[Start of Attachment]
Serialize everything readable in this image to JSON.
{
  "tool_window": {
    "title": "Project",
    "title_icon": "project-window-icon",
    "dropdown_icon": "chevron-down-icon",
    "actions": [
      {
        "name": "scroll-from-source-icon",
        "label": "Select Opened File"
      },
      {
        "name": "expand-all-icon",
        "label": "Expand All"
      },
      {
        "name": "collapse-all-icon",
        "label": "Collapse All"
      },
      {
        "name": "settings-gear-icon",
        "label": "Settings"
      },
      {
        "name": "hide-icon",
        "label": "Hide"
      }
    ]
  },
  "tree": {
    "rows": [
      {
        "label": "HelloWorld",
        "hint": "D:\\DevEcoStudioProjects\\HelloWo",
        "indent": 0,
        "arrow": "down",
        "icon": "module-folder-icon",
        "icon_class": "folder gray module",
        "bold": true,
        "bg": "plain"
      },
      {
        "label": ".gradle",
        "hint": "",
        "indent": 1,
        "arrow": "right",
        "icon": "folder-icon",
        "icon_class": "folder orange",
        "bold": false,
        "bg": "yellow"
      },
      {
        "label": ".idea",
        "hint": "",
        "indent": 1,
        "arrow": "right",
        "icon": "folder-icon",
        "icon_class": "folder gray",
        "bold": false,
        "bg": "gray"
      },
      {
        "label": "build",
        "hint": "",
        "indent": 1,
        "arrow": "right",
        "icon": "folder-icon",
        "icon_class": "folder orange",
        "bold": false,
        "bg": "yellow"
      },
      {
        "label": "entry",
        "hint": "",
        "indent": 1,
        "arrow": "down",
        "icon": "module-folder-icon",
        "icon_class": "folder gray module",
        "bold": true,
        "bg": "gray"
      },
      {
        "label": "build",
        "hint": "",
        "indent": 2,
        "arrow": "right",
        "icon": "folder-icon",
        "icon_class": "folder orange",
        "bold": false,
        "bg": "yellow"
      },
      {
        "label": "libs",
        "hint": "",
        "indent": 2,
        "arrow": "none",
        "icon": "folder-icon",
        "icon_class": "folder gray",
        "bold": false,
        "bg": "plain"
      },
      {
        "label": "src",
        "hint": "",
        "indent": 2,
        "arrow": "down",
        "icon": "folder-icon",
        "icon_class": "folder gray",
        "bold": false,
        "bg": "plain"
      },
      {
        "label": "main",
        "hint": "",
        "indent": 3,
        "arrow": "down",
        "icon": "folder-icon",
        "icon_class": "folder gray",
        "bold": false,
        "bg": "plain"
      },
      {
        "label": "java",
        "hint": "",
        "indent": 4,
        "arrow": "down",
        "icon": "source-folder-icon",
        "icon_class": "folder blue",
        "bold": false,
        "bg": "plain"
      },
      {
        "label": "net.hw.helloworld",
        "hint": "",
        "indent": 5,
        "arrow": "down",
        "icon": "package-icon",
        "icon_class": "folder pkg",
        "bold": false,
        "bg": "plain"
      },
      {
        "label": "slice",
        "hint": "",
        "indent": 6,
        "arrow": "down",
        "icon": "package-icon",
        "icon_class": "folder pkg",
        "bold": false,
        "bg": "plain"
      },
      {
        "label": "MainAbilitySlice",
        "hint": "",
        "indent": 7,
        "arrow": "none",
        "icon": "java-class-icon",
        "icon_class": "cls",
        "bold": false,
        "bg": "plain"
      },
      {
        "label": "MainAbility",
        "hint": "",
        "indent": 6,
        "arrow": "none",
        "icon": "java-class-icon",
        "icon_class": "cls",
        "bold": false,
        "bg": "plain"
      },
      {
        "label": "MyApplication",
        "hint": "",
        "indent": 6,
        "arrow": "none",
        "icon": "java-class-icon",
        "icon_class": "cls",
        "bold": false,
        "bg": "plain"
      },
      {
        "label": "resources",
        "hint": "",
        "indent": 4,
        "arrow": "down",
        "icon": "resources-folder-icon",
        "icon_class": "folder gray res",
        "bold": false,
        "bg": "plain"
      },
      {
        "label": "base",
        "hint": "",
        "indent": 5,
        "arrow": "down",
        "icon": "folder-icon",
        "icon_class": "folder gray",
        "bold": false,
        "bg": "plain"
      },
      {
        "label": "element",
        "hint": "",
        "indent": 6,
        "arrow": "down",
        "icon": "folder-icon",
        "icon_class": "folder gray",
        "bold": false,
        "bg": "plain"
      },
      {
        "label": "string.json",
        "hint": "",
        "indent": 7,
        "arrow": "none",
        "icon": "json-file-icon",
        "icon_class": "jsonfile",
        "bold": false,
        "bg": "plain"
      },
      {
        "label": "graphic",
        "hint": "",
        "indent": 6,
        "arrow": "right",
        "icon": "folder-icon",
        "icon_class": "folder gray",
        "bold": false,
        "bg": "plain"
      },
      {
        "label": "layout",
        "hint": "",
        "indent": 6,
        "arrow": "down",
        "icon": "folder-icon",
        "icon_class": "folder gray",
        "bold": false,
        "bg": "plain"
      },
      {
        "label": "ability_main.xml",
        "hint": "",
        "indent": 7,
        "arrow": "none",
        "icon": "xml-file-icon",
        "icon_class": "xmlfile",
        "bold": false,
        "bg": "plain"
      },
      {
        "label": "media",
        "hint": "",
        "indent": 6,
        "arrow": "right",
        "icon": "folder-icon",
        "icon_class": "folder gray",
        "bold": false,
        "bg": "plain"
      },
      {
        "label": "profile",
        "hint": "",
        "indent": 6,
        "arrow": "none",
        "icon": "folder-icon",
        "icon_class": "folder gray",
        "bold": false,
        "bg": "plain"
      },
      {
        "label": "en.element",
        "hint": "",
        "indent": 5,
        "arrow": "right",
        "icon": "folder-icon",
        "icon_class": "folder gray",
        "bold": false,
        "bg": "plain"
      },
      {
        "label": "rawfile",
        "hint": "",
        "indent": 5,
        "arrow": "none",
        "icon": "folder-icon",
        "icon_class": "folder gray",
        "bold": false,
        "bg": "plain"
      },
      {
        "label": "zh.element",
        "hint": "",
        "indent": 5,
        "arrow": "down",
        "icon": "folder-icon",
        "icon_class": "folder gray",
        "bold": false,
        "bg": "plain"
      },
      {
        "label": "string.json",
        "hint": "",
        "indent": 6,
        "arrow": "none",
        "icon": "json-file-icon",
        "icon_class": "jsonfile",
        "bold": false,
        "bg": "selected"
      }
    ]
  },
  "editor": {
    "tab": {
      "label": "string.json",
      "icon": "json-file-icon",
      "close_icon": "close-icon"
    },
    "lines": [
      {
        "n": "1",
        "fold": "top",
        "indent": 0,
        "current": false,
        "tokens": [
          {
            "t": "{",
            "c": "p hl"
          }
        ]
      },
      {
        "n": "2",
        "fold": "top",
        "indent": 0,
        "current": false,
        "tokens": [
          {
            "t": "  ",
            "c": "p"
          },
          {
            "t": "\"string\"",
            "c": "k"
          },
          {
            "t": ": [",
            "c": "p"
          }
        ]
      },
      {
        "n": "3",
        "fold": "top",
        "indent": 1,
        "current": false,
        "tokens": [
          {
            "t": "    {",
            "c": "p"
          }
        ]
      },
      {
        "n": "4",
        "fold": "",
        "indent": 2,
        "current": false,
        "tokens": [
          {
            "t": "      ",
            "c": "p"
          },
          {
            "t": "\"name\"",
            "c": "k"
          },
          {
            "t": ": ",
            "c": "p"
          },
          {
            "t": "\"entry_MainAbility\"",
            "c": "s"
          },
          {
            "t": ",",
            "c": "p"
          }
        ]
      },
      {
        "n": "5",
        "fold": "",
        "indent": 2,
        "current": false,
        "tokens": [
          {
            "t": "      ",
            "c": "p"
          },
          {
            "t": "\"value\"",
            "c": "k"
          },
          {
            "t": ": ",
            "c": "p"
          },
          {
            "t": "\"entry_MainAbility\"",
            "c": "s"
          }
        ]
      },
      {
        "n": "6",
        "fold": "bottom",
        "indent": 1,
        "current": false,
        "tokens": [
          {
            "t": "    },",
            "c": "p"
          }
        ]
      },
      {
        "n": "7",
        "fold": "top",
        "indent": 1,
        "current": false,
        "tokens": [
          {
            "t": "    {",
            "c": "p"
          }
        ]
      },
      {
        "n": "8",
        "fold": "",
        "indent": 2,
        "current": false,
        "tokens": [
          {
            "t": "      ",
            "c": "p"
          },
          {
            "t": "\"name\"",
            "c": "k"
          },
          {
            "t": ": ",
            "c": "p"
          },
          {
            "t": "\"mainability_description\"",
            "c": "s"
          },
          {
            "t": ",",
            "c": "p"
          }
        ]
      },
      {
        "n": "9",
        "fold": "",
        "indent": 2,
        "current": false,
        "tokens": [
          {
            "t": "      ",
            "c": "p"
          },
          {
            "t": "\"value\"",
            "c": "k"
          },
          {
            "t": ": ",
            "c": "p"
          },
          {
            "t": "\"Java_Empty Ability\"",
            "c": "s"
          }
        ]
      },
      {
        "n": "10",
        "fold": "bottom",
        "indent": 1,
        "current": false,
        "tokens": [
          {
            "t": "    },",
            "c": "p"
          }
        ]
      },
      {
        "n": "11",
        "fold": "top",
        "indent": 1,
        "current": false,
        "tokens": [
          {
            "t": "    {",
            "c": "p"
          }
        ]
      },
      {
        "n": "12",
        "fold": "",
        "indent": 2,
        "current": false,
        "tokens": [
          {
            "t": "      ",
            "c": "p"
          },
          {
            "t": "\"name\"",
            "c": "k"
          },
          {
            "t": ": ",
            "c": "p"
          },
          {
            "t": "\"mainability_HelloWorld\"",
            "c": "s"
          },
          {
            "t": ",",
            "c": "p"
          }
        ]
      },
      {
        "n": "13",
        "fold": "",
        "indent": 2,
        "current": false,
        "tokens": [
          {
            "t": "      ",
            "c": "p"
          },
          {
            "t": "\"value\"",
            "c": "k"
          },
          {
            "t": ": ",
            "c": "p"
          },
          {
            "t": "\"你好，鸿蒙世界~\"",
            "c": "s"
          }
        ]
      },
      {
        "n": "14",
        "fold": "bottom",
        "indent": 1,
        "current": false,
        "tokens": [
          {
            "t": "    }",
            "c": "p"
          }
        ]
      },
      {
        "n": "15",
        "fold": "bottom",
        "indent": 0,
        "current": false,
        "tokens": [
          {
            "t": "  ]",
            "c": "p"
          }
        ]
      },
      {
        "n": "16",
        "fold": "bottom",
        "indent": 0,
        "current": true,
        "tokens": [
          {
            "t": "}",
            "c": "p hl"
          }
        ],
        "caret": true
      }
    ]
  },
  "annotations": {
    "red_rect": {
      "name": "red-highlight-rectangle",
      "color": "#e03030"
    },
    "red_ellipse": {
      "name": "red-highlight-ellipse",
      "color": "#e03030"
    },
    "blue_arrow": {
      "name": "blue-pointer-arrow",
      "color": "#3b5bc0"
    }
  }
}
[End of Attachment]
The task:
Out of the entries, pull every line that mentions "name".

Solution to this task:
        "name": "scroll-from-source-icon",
        "name": "expand-all-icon",
        "name": "collapse-all-icon",
        "name": "settings-gear-icon",
        "name": "hide-icon",
            "t": "\"name\"",
            "t": "\"name\"",
            "t": "\"name\"",
      "name": "red-highlight-rectangle",
      "name": "red-highlight-ellipse",
      "name": "blue-pointer-arrow",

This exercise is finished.